### What you are asked to do
Filter the entries that follow, copying every line in which the word "JSON" appears.

### Material provided
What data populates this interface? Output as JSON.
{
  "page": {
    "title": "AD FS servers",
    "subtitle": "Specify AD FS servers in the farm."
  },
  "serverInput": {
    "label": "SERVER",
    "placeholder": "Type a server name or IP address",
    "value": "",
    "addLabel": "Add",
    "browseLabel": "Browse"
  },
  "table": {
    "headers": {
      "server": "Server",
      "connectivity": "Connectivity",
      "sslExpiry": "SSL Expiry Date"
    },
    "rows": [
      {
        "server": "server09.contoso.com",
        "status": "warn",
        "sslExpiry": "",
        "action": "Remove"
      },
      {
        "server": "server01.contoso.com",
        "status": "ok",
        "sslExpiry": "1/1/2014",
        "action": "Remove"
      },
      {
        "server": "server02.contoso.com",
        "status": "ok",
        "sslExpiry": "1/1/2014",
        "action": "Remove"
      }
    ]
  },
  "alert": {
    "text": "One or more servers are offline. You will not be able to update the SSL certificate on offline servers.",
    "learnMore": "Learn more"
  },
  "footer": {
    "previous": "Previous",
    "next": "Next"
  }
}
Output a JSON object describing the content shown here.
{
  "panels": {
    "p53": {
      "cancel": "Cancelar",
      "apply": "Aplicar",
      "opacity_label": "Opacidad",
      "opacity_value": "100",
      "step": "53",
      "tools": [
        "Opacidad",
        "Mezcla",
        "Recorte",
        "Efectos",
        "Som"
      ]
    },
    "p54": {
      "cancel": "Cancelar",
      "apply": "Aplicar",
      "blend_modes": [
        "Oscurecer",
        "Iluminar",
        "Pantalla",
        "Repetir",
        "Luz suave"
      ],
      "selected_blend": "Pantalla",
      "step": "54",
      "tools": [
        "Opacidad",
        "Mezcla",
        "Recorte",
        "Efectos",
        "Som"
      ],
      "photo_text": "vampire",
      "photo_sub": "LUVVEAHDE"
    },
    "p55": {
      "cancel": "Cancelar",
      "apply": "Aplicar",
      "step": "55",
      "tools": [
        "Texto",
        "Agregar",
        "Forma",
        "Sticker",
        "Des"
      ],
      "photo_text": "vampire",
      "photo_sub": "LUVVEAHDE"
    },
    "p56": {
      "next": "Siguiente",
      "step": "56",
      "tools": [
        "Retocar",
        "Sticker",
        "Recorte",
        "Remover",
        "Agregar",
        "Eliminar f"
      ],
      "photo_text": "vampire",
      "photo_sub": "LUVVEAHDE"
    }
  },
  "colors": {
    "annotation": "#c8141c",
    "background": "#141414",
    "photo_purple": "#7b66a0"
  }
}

### Task solution
What data populates this interface? Output as JSON.
Output a JSON object describing the content shown here.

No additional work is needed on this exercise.